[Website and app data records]
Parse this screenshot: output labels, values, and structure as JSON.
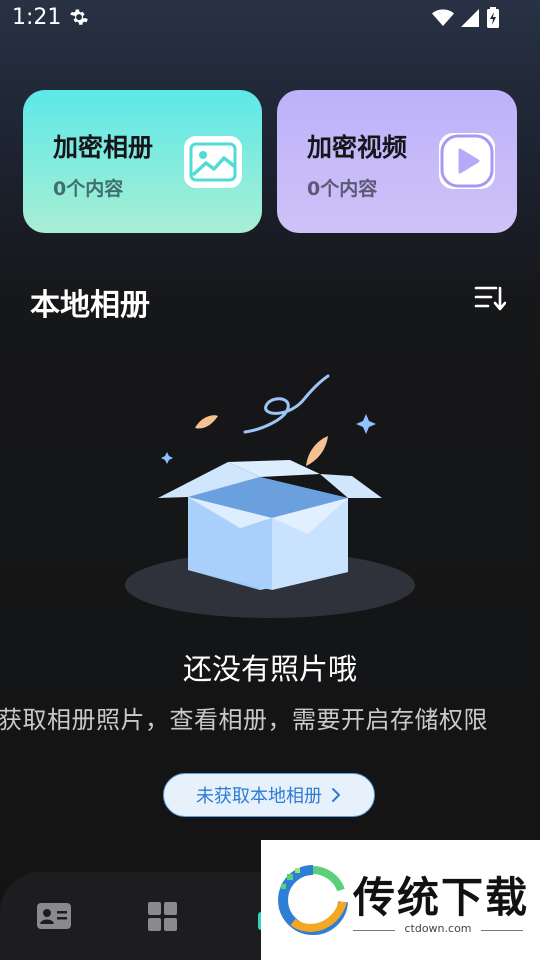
{
  "status_bar": {
    "time": "1:21",
    "icons": [
      "gear-icon",
      "wifi-icon",
      "signal-icon",
      "battery-icon"
    ]
  },
  "cards": [
    {
      "title": "加密相册",
      "count": "0个内容",
      "icon": "image-icon"
    },
    {
      "title": "加密视频",
      "count": "0个内容",
      "icon": "play-icon"
    }
  ],
  "local_album": {
    "title": "本地相册",
    "sort_icon": "sort-icon"
  },
  "empty_state": {
    "title": "还没有照片哦",
    "description": "获取相册照片，查看相册，需要开启存储权限",
    "button_label": "未获取本地相册"
  },
  "bottom_nav": {
    "items": [
      "contact-card-icon",
      "grid-icon",
      "active-tab"
    ]
  },
  "watermark": {
    "text": "传统下载",
    "url": "ctdown.com"
  },
  "colors": {
    "accent_blue": "#2e7bd3",
    "photo_card": "#5de8e8",
    "video_card": "#bdb2fb",
    "active_tab": "#2fd3c8"
  }
}
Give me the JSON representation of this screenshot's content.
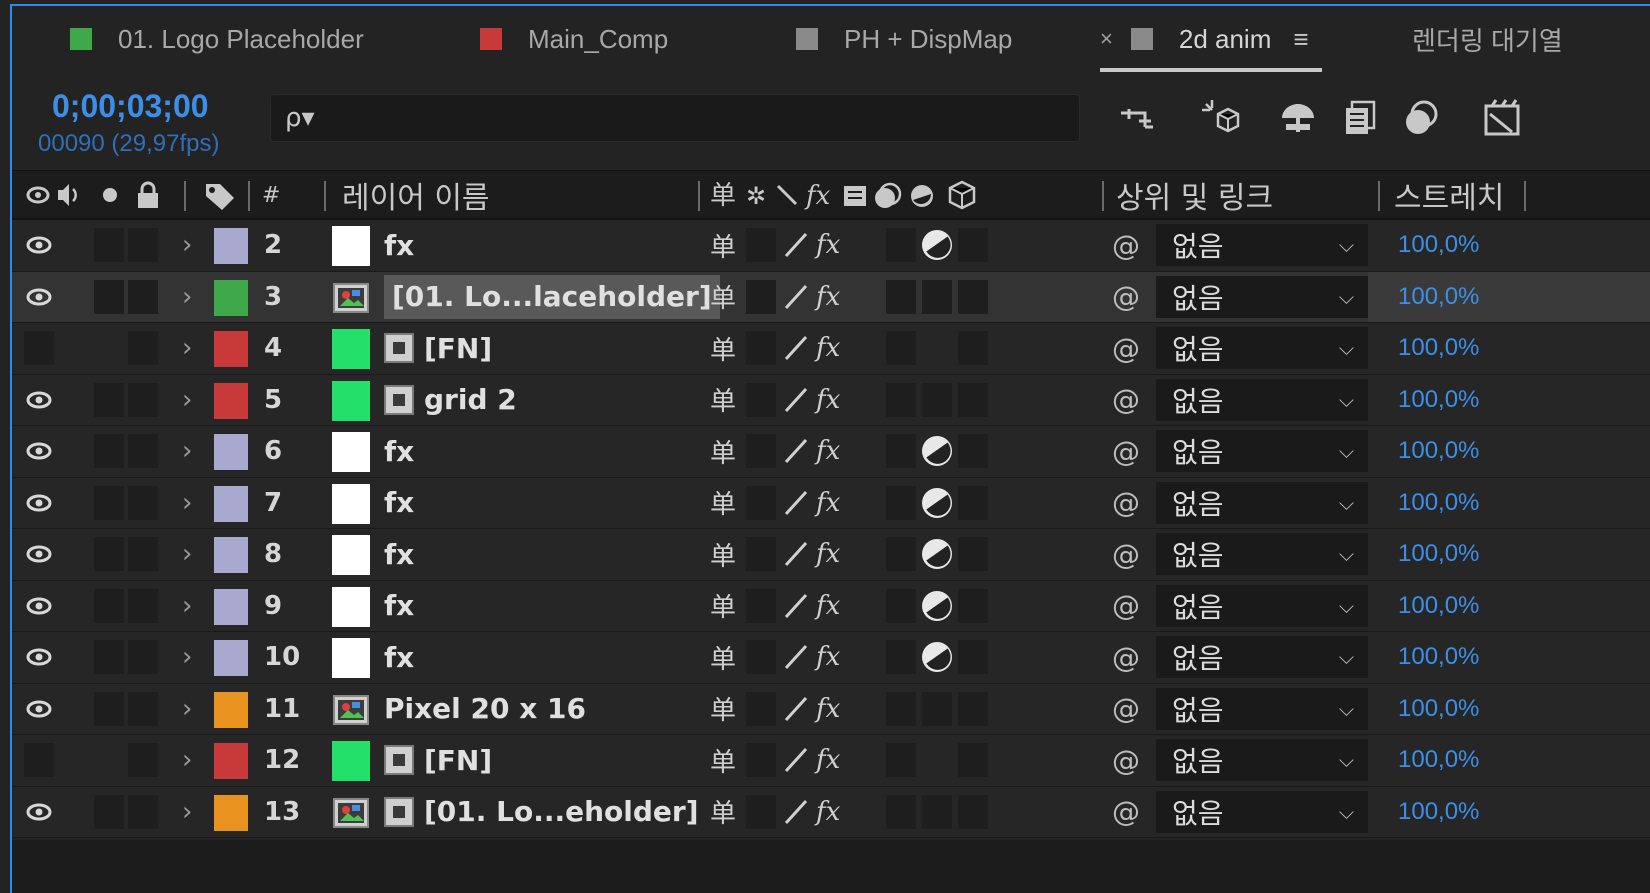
{
  "tabs": [
    {
      "label": "01. Logo Placeholder",
      "color": "#3ea84a"
    },
    {
      "label": "Main_Comp",
      "color": "#c8393a"
    },
    {
      "label": "PH + DispMap",
      "color": "#8a8a8a"
    },
    {
      "label": "2d anim",
      "color": "#8a8a8a",
      "active": true,
      "close": "×",
      "menu": "≡"
    },
    {
      "label": "렌더링 대기열"
    }
  ],
  "timecode": "0;00;03;00",
  "frame_info": "00090 (29,97fps)",
  "search": {
    "placeholder": "",
    "icon": "ρ▾"
  },
  "toolbar_icons": [
    "draft-3d-icon",
    "shy-layers-icon",
    "motion-blur-icon",
    "frame-blending-icon",
    "graph-editor-icon",
    "render-icon"
  ],
  "columns": {
    "av_icons": "◉🔈●🔒",
    "label_icon": "🏷",
    "num": "#",
    "layer_name": "레이어 이름",
    "switches": "单✲＼fx▣◎◑⬡",
    "parent": "상위 및 링크",
    "stretch": "스트레치"
  },
  "layers": [
    {
      "num": "2",
      "label_color": "#a9a9cf",
      "thumb_color": "#ffffff",
      "eye": true,
      "name": "fx",
      "icons": [],
      "motion": true
    },
    {
      "num": "3",
      "label_color": "#3ea84a",
      "thumb_color": "footage",
      "eye": true,
      "name": "[01. Lo...laceholder]",
      "icons": [],
      "motion": false,
      "selected": true
    },
    {
      "num": "4",
      "label_color": "#c8393a",
      "thumb_color": "#22e06a",
      "eye": false,
      "name": "[FN]",
      "icons": [
        "null"
      ],
      "motion": false
    },
    {
      "num": "5",
      "label_color": "#c8393a",
      "thumb_color": "#22e06a",
      "eye": true,
      "name": "grid 2",
      "icons": [
        "solid"
      ],
      "motion": false
    },
    {
      "num": "6",
      "label_color": "#a9a9cf",
      "thumb_color": "#ffffff",
      "eye": true,
      "name": "fx",
      "icons": [],
      "motion": true
    },
    {
      "num": "7",
      "label_color": "#a9a9cf",
      "thumb_color": "#ffffff",
      "eye": true,
      "name": "fx",
      "icons": [],
      "motion": true
    },
    {
      "num": "8",
      "label_color": "#a9a9cf",
      "thumb_color": "#ffffff",
      "eye": true,
      "name": "fx",
      "icons": [],
      "motion": true
    },
    {
      "num": "9",
      "label_color": "#a9a9cf",
      "thumb_color": "#ffffff",
      "eye": true,
      "name": "fx",
      "icons": [],
      "motion": true
    },
    {
      "num": "10",
      "label_color": "#a9a9cf",
      "thumb_color": "#ffffff",
      "eye": true,
      "name": "fx",
      "icons": [],
      "motion": true
    },
    {
      "num": "11",
      "label_color": "#e8931f",
      "thumb_color": "footage",
      "eye": true,
      "name": "Pixel 20 x 16",
      "icons": [],
      "motion": false
    },
    {
      "num": "12",
      "label_color": "#c8393a",
      "thumb_color": "#22e06a",
      "eye": false,
      "name": "[FN]",
      "icons": [
        "null"
      ],
      "motion": false
    },
    {
      "num": "13",
      "label_color": "#e8931f",
      "thumb_color": "footage",
      "eye": true,
      "name": "[01. Lo...eholder]",
      "icons": [
        "solid"
      ],
      "motion": false
    }
  ],
  "parent_value": "없음",
  "stretch_value": "100,0%",
  "accent_color": "#3c8fe8"
}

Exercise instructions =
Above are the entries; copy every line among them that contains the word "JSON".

Written answer =
Parse this screenshot: output labels, values, and structure as JSON.
Give me the JSON representation of this screenshot's content.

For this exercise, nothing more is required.